→ **TASK TO CARRY OUT**
These entries must be printed again exactly as they are.

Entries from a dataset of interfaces
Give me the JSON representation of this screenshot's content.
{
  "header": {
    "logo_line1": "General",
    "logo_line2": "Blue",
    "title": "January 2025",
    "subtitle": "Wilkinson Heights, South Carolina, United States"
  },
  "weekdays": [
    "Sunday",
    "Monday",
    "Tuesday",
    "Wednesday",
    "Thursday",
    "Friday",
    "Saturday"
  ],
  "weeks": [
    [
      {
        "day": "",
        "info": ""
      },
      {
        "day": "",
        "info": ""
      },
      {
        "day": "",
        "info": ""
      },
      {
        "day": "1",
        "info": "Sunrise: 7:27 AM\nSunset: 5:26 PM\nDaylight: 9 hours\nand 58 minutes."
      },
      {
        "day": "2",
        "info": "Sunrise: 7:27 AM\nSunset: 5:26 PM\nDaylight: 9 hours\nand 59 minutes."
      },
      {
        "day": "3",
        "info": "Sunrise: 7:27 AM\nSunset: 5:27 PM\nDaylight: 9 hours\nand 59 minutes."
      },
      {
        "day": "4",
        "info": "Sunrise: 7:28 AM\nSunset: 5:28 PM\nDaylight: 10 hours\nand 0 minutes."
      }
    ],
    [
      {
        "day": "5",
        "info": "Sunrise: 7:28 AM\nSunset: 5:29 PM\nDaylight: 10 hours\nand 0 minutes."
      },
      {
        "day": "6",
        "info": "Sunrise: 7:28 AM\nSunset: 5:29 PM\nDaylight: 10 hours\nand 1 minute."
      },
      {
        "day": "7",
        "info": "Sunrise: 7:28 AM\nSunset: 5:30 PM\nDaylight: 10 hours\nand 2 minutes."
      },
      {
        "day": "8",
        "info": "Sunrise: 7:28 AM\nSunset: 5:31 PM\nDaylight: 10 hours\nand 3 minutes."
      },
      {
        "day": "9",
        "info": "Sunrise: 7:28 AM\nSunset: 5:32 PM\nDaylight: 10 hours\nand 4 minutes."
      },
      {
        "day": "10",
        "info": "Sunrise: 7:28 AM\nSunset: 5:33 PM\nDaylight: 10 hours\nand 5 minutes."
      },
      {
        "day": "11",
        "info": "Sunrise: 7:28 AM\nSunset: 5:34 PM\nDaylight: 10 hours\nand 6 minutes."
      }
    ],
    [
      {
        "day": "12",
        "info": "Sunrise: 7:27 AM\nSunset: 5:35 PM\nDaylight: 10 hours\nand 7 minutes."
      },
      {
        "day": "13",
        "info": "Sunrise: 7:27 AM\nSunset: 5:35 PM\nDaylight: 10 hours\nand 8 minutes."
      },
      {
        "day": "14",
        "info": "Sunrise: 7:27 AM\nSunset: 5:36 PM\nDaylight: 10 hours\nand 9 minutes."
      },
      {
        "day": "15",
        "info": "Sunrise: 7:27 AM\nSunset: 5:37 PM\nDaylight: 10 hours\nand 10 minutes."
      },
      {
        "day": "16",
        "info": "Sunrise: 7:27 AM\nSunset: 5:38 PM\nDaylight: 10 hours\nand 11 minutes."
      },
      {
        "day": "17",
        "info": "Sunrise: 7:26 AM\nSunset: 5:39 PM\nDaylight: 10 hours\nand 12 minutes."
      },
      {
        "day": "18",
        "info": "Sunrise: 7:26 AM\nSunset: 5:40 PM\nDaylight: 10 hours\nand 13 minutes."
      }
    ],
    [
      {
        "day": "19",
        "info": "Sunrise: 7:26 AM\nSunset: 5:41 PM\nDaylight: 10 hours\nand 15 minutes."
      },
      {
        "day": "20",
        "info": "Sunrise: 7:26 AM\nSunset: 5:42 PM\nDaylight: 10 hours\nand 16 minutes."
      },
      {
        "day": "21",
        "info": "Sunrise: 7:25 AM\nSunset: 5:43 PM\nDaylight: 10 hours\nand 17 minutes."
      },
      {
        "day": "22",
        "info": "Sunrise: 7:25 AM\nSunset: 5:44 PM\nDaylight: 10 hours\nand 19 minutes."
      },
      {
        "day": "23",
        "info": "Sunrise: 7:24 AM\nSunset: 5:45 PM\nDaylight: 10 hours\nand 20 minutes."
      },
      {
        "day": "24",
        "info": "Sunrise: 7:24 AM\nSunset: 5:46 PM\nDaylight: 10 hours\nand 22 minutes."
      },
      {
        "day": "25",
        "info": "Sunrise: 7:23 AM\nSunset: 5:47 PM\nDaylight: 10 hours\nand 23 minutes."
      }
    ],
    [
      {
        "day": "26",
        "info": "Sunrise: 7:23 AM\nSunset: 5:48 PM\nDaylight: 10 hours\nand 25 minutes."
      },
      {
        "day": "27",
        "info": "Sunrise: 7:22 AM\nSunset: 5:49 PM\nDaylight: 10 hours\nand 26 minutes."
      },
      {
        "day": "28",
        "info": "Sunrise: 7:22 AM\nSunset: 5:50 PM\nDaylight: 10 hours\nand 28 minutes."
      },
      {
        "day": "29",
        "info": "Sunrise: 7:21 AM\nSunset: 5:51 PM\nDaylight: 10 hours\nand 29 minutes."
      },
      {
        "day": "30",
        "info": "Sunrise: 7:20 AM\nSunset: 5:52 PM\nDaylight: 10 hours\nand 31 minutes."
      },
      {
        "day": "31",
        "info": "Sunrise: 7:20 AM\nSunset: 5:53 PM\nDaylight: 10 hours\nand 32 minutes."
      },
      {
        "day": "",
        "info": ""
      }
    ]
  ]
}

→ **ANSWER AREA**
Give me the JSON representation of this screenshot's content.
{
  "header": {
    "logo_line1": "General",
    "logo_line2": "Blue",
    "title": "January 2025",
    "subtitle": "Wilkinson Heights, South Carolina, United States"
  },
  "weekdays": [
    "Sunday",
    "Monday",
    "Tuesday",
    "Wednesday",
    "Thursday",
    "Friday",
    "Saturday"
  ],
  "weeks": [
    [
      {
        "day": "",
        "info": ""
      },
      {
        "day": "",
        "info": ""
      },
      {
        "day": "",
        "info": ""
      },
      {
        "day": "1",
        "info": "Sunrise: 7:27 AM\nSunset: 5:26 PM\nDaylight: 9 hours\nand 58 minutes."
      },
      {
        "day": "2",
        "info": "Sunrise: 7:27 AM\nSunset: 5:26 PM\nDaylight: 9 hours\nand 59 minutes."
      },
      {
        "day": "3",
        "info": "Sunrise: 7:27 AM\nSunset: 5:27 PM\nDaylight: 9 hours\nand 59 minutes."
      },
      {
        "day": "4",
        "info": "Sunrise: 7:28 AM\nSunset: 5:28 PM\nDaylight: 10 hours\nand 0 minutes."
      }
    ],
    [
      {
        "day": "5",
        "info": "Sunrise: 7:28 AM\nSunset: 5:29 PM\nDaylight: 10 hours\nand 0 minutes."
      },
      {
        "day": "6",
        "info": "Sunrise: 7:28 AM\nSunset: 5:29 PM\nDaylight: 10 hours\nand 1 minute."
      },
      {
        "day": "7",
        "info": "Sunrise: 7:28 AM\nSunset: 5:30 PM\nDaylight: 10 hours\nand 2 minutes."
      },
      {
        "day": "8",
        "info": "Sunrise: 7:28 AM\nSunset: 5:31 PM\nDaylight: 10 hours\nand 3 minutes."
      },
      {
        "day": "9",
        "info": "Sunrise: 7:28 AM\nSunset: 5:32 PM\nDaylight: 10 hours\nand 4 minutes."
      },
      {
        "day": "10",
        "info": "Sunrise: 7:28 AM\nSunset: 5:33 PM\nDaylight: 10 hours\nand 5 minutes."
      },
      {
        "day": "11",
        "info": "Sunrise: 7:28 AM\nSunset: 5:34 PM\nDaylight: 10 hours\nand 6 minutes."
      }
    ],
    [
      {
        "day": "12",
        "info": "Sunrise: 7:27 AM\nSunset: 5:35 PM\nDaylight: 10 hours\nand 7 minutes."
      },
      {
        "day": "13",
        "info": "Sunrise: 7:27 AM\nSunset: 5:35 PM\nDaylight: 10 hours\nand 8 minutes."
      },
      {
        "day": "14",
        "info": "Sunrise: 7:27 AM\nSunset: 5:36 PM\nDaylight: 10 hours\nand 9 minutes."
      },
      {
        "day": "15",
        "info": "Sunrise: 7:27 AM\nSunset: 5:37 PM\nDaylight: 10 hours\nand 10 minutes."
      },
      {
        "day": "16",
        "info": "Sunrise: 7:27 AM\nSunset: 5:38 PM\nDaylight: 10 hours\nand 11 minutes."
      },
      {
        "day": "17",
        "info": "Sunrise: 7:26 AM\nSunset: 5:39 PM\nDaylight: 10 hours\nand 12 minutes."
      },
      {
        "day": "18",
        "info": "Sunrise: 7:26 AM\nSunset: 5:40 PM\nDaylight: 10 hours\nand 13 minutes."
      }
    ],
    [
      {
        "day": "19",
        "info": "Sunrise: 7:26 AM\nSunset: 5:41 PM\nDaylight: 10 hours\nand 15 minutes."
      },
      {
        "day": "20",
        "info": "Sunrise: 7:26 AM\nSunset: 5:42 PM\nDaylight: 10 hours\nand 16 minutes."
      },
      {
        "day": "21",
        "info": "Sunrise: 7:25 AM\nSunset: 5:43 PM\nDaylight: 10 hours\nand 17 minutes."
      },
      {
        "day": "22",
        "info": "Sunrise: 7:25 AM\nSunset: 5:44 PM\nDaylight: 10 hours\nand 19 minutes."
      },
      {
        "day": "23",
        "info": "Sunrise: 7:24 AM\nSunset: 5:45 PM\nDaylight: 10 hours\nand 20 minutes."
      },
      {
        "day": "24",
        "info": "Sunrise: 7:24 AM\nSunset: 5:46 PM\nDaylight: 10 hours\nand 22 minutes."
      },
      {
        "day": "25",
        "info": "Sunrise: 7:23 AM\nSunset: 5:47 PM\nDaylight: 10 hours\nand 23 minutes."
      }
    ],
    [
      {
        "day": "26",
        "info": "Sunrise: 7:23 AM\nSunset: 5:48 PM\nDaylight: 10 hours\nand 25 minutes."
      },
      {
        "day": "27",
        "info": "Sunrise: 7:22 AM\nSunset: 5:49 PM\nDaylight: 10 hours\nand 26 minutes."
      },
      {
        "day": "28",
        "info": "Sunrise: 7:22 AM\nSunset: 5:50 PM\nDaylight: 10 hours\nand 28 minutes."
      },
      {
        "day": "29",
        "info": "Sunrise: 7:21 AM\nSunset: 5:51 PM\nDaylight: 10 hours\nand 29 minutes."
      },
      {
        "day": "30",
        "info": "Sunrise: 7:20 AM\nSunset: 5:52 PM\nDaylight: 10 hours\nand 31 minutes."
      },
      {
        "day": "31",
        "info": "Sunrise: 7:20 AM\nSunset: 5:53 PM\nDaylight: 10 hours\nand 32 minutes."
      },
      {
        "day": "",
        "info": ""
      }
    ]
  ]
}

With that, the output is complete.